EXERCISE REQUIREMENTS:
Which lines in the data below contain the word "true"? Pull each of them out.

MATERIAL FOR THIS EXERCISE:
____

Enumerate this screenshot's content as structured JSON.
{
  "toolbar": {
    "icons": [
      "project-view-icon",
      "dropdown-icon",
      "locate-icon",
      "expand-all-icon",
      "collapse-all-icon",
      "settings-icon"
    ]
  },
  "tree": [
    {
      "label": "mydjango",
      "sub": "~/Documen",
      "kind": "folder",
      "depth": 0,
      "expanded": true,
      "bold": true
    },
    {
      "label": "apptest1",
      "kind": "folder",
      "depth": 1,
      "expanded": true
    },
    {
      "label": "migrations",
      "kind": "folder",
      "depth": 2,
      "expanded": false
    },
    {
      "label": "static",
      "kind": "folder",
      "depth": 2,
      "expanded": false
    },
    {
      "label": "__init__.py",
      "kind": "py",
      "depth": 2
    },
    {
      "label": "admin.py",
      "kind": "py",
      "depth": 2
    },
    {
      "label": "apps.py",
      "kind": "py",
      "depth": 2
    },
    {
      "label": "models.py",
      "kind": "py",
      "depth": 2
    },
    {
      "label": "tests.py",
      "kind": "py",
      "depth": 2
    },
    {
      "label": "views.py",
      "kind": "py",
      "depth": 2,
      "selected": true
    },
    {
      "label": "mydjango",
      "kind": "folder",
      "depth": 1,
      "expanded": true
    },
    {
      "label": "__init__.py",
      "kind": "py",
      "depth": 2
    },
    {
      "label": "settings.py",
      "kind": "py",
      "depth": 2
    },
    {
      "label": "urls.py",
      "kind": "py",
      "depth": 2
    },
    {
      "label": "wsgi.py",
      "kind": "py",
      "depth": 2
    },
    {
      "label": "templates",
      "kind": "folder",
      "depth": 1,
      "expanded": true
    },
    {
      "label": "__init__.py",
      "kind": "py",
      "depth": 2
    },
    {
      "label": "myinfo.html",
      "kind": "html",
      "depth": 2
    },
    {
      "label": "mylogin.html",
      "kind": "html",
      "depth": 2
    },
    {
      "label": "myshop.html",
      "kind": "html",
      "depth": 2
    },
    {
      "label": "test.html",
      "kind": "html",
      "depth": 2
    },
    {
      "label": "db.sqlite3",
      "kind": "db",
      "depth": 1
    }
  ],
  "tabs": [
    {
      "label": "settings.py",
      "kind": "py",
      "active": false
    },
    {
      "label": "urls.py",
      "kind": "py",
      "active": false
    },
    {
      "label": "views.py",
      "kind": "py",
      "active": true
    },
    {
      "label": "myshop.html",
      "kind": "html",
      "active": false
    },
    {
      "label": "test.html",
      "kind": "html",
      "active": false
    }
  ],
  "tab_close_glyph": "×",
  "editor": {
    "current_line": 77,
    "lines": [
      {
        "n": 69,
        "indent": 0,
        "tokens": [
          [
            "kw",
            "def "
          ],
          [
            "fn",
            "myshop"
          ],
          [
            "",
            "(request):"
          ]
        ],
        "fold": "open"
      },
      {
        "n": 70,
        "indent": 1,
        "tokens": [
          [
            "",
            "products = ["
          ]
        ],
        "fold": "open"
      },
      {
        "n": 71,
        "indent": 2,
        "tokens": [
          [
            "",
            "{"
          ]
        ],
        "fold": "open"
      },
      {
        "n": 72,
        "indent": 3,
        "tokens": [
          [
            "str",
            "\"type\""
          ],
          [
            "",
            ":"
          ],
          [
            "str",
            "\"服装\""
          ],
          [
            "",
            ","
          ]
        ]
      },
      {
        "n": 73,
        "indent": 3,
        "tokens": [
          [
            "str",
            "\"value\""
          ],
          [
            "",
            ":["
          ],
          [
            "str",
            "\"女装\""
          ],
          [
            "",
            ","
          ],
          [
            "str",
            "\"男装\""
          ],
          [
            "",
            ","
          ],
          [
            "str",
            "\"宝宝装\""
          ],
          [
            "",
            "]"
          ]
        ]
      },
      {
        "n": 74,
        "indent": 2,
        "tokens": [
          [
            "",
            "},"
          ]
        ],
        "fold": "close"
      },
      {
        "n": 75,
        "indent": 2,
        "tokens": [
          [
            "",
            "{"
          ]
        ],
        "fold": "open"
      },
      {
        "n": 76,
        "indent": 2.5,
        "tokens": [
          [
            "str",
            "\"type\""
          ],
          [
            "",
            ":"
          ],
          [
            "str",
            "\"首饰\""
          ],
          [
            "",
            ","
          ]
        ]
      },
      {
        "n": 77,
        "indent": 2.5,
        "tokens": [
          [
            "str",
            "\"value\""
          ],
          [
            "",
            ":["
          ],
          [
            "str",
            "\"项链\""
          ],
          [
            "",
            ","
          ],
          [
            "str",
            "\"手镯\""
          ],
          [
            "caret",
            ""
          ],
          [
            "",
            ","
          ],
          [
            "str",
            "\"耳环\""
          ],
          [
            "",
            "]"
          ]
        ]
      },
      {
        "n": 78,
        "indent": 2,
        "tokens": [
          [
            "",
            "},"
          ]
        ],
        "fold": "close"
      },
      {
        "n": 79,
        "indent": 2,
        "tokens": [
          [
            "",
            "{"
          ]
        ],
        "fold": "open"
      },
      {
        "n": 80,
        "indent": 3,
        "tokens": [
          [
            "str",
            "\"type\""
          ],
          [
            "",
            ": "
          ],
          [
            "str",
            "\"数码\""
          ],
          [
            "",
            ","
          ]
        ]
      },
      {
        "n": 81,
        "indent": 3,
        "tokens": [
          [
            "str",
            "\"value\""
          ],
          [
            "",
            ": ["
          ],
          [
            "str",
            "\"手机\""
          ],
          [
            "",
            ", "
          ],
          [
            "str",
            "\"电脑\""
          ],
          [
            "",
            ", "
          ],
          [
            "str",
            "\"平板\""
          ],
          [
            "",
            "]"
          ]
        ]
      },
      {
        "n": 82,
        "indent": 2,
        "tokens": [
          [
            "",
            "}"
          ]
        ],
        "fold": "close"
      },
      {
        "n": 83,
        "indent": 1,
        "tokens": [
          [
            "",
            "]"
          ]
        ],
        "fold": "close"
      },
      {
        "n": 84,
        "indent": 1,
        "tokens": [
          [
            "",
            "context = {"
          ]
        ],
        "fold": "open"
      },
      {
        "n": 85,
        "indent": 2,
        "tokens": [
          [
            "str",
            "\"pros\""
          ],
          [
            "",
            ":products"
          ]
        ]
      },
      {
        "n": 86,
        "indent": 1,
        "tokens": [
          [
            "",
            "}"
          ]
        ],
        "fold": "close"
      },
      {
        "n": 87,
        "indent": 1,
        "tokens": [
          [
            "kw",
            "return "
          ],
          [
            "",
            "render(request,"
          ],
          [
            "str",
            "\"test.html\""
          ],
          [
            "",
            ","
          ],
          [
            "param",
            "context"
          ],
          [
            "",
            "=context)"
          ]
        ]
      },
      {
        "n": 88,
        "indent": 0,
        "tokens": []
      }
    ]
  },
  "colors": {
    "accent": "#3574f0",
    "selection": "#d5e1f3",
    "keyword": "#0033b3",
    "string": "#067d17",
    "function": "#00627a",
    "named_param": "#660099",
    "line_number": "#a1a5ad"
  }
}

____

PROBLEM SOLUTION:
      "expanded": true,
      "bold": true
      "expanded": true
      "selected": true
      "expanded": true
      "expanded": true
      "active": true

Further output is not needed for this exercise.